**** Data provided
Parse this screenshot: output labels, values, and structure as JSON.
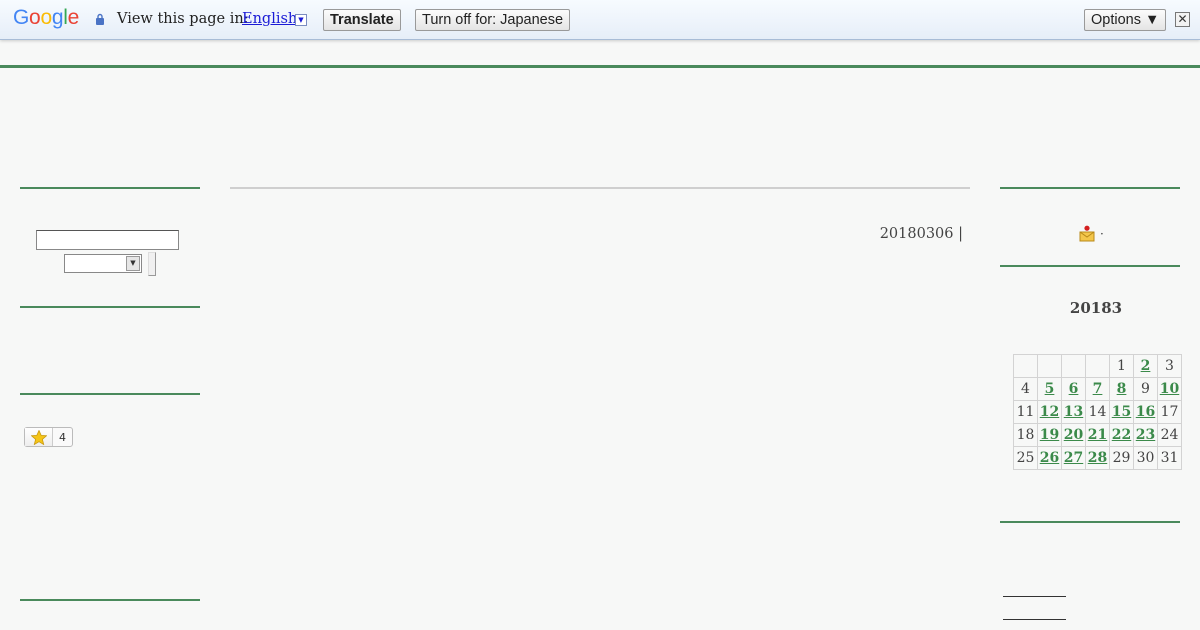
{
  "translate_bar": {
    "logo": "Google",
    "view_text": "View this page in:",
    "language": "English",
    "language_arrow": "▼",
    "translate_label": "Translate",
    "turn_off_label": "Turn off for: Japanese",
    "options_label": "Options ▼",
    "close_label": "✕"
  },
  "main": {
    "date_text": "20180306 |"
  },
  "sidebar_left": {
    "star_count": "4"
  },
  "sidebar_right": {
    "mail_suffix": "·",
    "calendar_title": "20183",
    "calendar_rows": [
      [
        {
          "t": ""
        },
        {
          "t": ""
        },
        {
          "t": ""
        },
        {
          "t": ""
        },
        {
          "t": "1"
        },
        {
          "t": "2",
          "link": true
        },
        {
          "t": "3"
        }
      ],
      [
        {
          "t": "4"
        },
        {
          "t": "5",
          "link": true
        },
        {
          "t": "6",
          "link": true
        },
        {
          "t": "7",
          "link": true
        },
        {
          "t": "8",
          "link": true
        },
        {
          "t": "9"
        },
        {
          "t": "10",
          "link": true
        }
      ],
      [
        {
          "t": "11"
        },
        {
          "t": "12",
          "link": true
        },
        {
          "t": "13",
          "link": true
        },
        {
          "t": "14"
        },
        {
          "t": "15",
          "link": true
        },
        {
          "t": "16",
          "link": true
        },
        {
          "t": "17"
        }
      ],
      [
        {
          "t": "18"
        },
        {
          "t": "19",
          "link": true
        },
        {
          "t": "20",
          "link": true
        },
        {
          "t": "21",
          "link": true
        },
        {
          "t": "22",
          "link": true
        },
        {
          "t": "23",
          "link": true
        },
        {
          "t": "24"
        }
      ],
      [
        {
          "t": "25"
        },
        {
          "t": "26",
          "link": true
        },
        {
          "t": "27",
          "link": true
        },
        {
          "t": "28",
          "link": true
        },
        {
          "t": "29"
        },
        {
          "t": "30"
        },
        {
          "t": "31"
        }
      ]
    ]
  },
  "colors": {
    "accent_green": "#4a8a5c",
    "link_green": "#3b8a4a",
    "link_blue": "#1a1ad6"
  }
}
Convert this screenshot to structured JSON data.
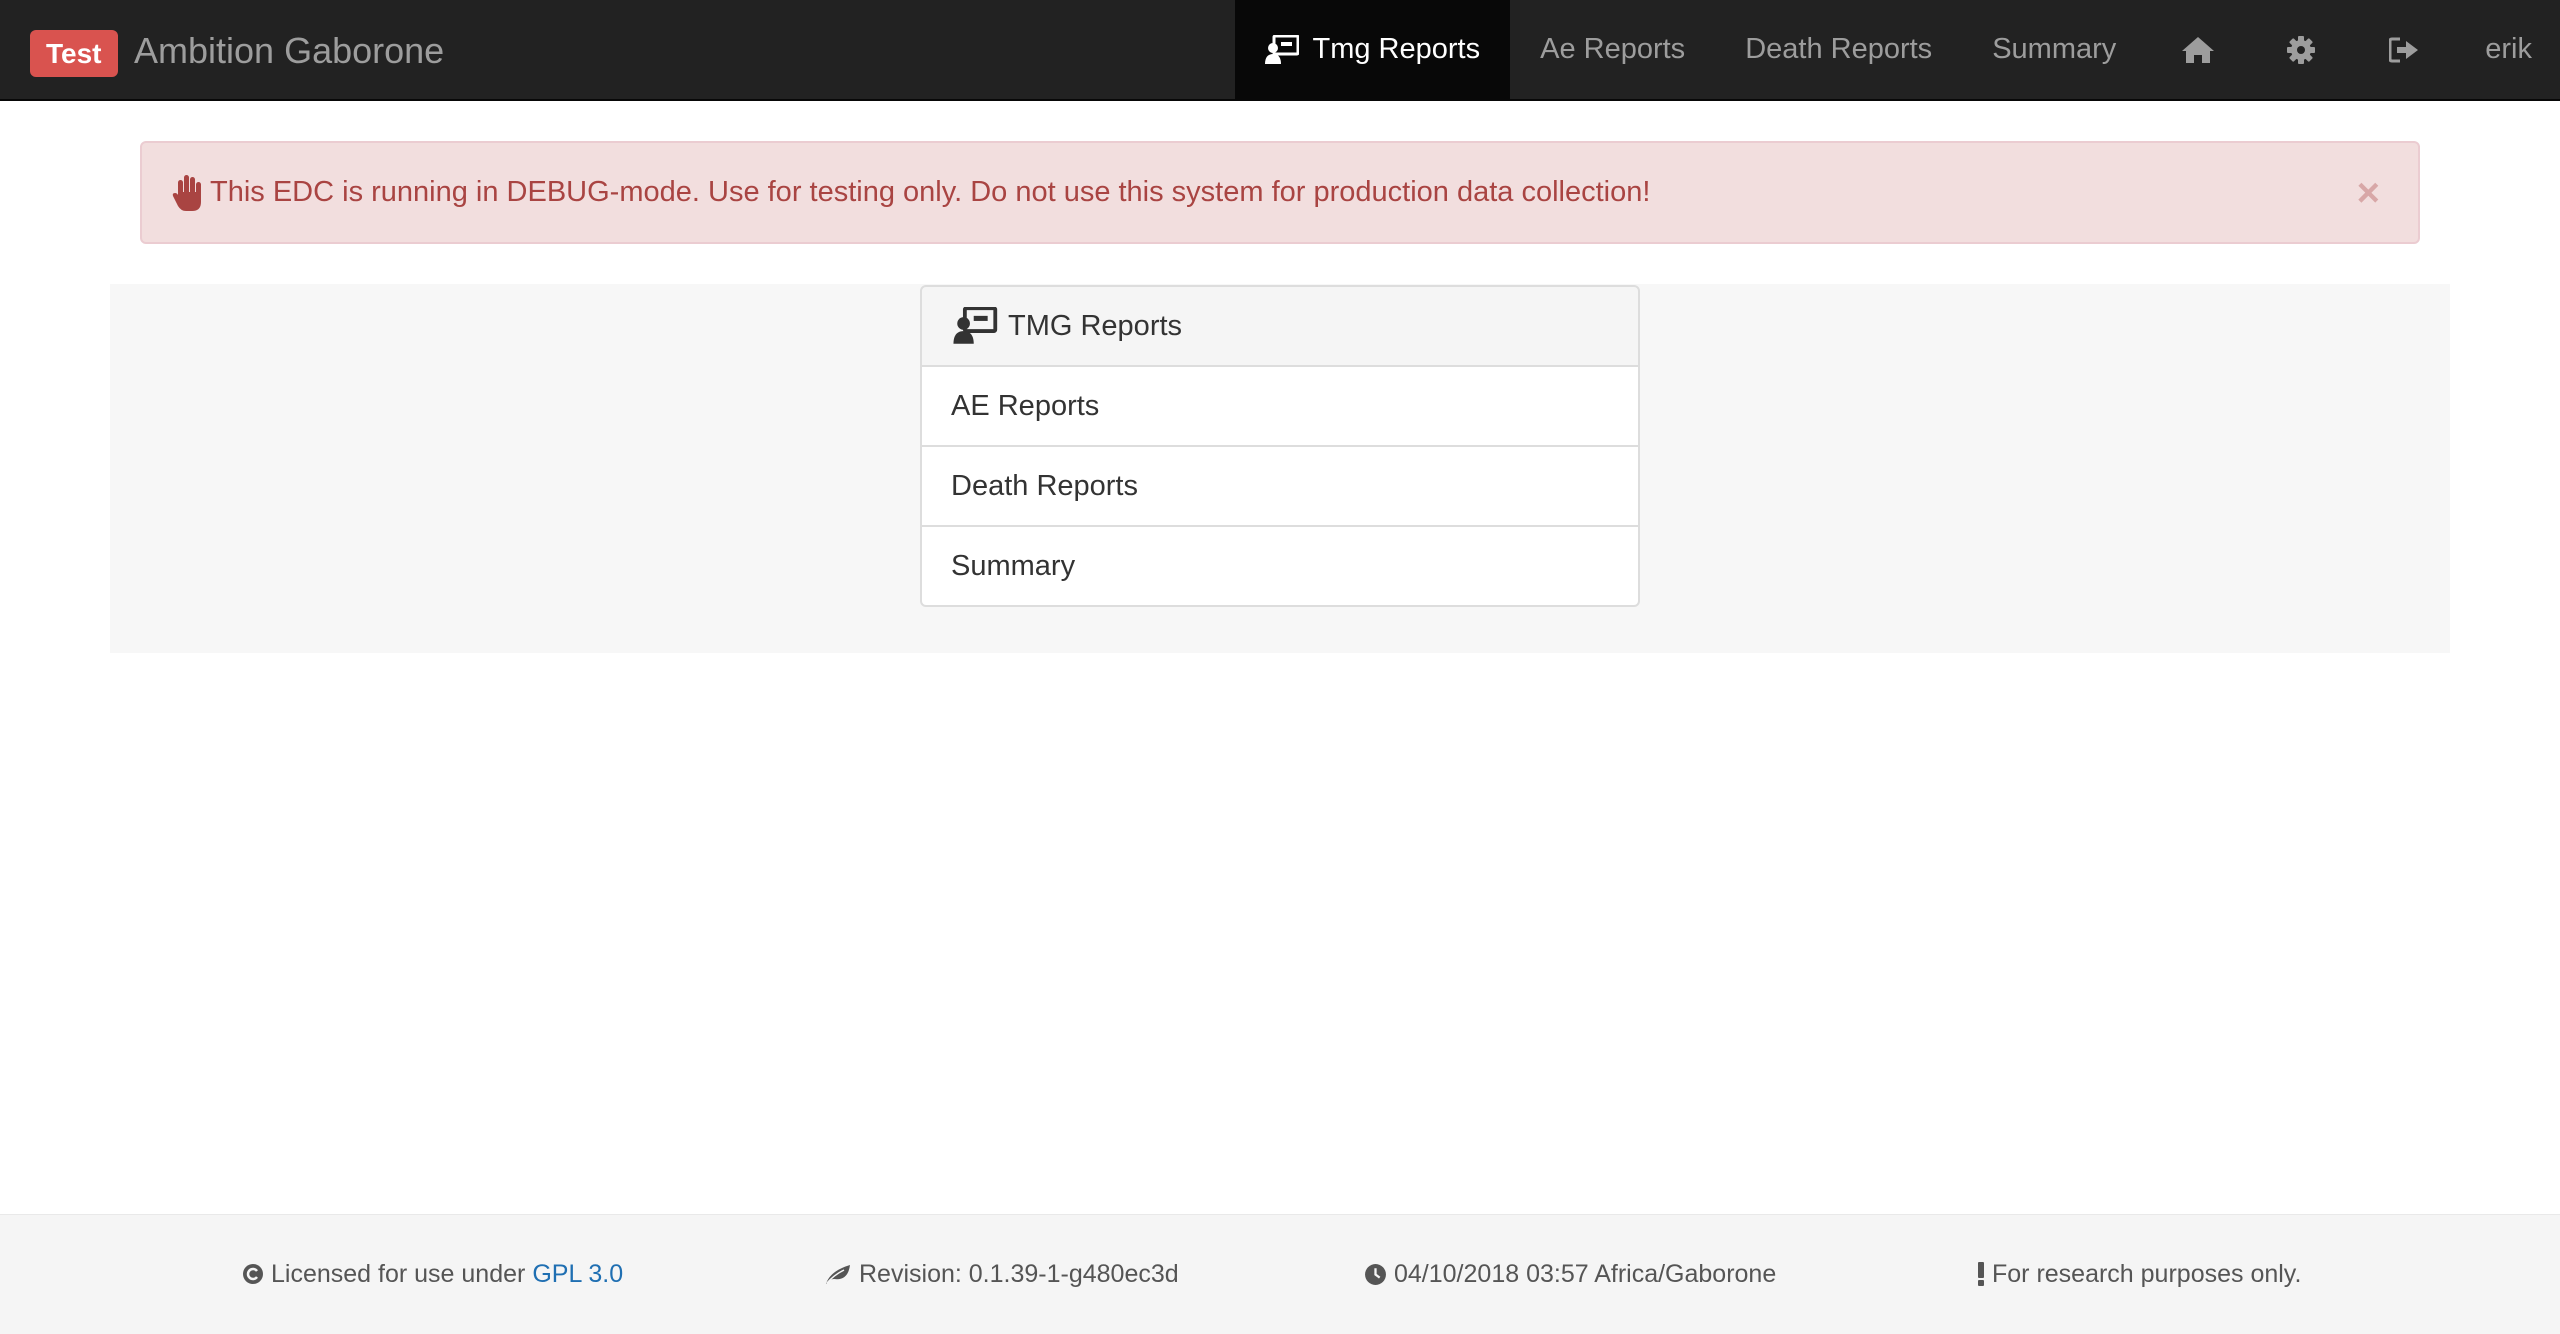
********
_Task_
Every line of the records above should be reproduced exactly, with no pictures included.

_Finished task_
Parse this screenshot: output labels, values, and structure as JSON.
{
  "translate_bar": {
    "logo": "Google",
    "view_text": "View this page in:",
    "language": "English",
    "language_arrow": "▼",
    "translate_label": "Translate",
    "turn_off_label": "Turn off for: Japanese",
    "options_label": "Options ▼",
    "close_label": "✕"
  },
  "main": {
    "date_text": "20180306 |"
  },
  "sidebar_left": {
    "star_count": "4"
  },
  "sidebar_right": {
    "mail_suffix": "·",
    "calendar_title": "20183",
    "calendar_rows": [
      [
        {
          "t": ""
        },
        {
          "t": ""
        },
        {
          "t": ""
        },
        {
          "t": ""
        },
        {
          "t": "1"
        },
        {
          "t": "2",
          "link": true
        },
        {
          "t": "3"
        }
      ],
      [
        {
          "t": "4"
        },
        {
          "t": "5",
          "link": true
        },
        {
          "t": "6",
          "link": true
        },
        {
          "t": "7",
          "link": true
        },
        {
          "t": "8",
          "link": true
        },
        {
          "t": "9"
        },
        {
          "t": "10",
          "link": true
        }
      ],
      [
        {
          "t": "11"
        },
        {
          "t": "12",
          "link": true
        },
        {
          "t": "13",
          "link": true
        },
        {
          "t": "14"
        },
        {
          "t": "15",
          "link": true
        },
        {
          "t": "16",
          "link": true
        },
        {
          "t": "17"
        }
      ],
      [
        {
          "t": "18"
        },
        {
          "t": "19",
          "link": true
        },
        {
          "t": "20",
          "link": true
        },
        {
          "t": "21",
          "link": true
        },
        {
          "t": "22",
          "link": true
        },
        {
          "t": "23",
          "link": true
        },
        {
          "t": "24"
        }
      ],
      [
        {
          "t": "25"
        },
        {
          "t": "26",
          "link": true
        },
        {
          "t": "27",
          "link": true
        },
        {
          "t": "28",
          "link": true
        },
        {
          "t": "29"
        },
        {
          "t": "30"
        },
        {
          "t": "31"
        }
      ]
    ]
  },
  "colors": {
    "accent_green": "#4a8a5c",
    "link_green": "#3b8a4a",
    "link_blue": "#1a1ad6"
  }
}
Convert this screenshot to structured JSON data.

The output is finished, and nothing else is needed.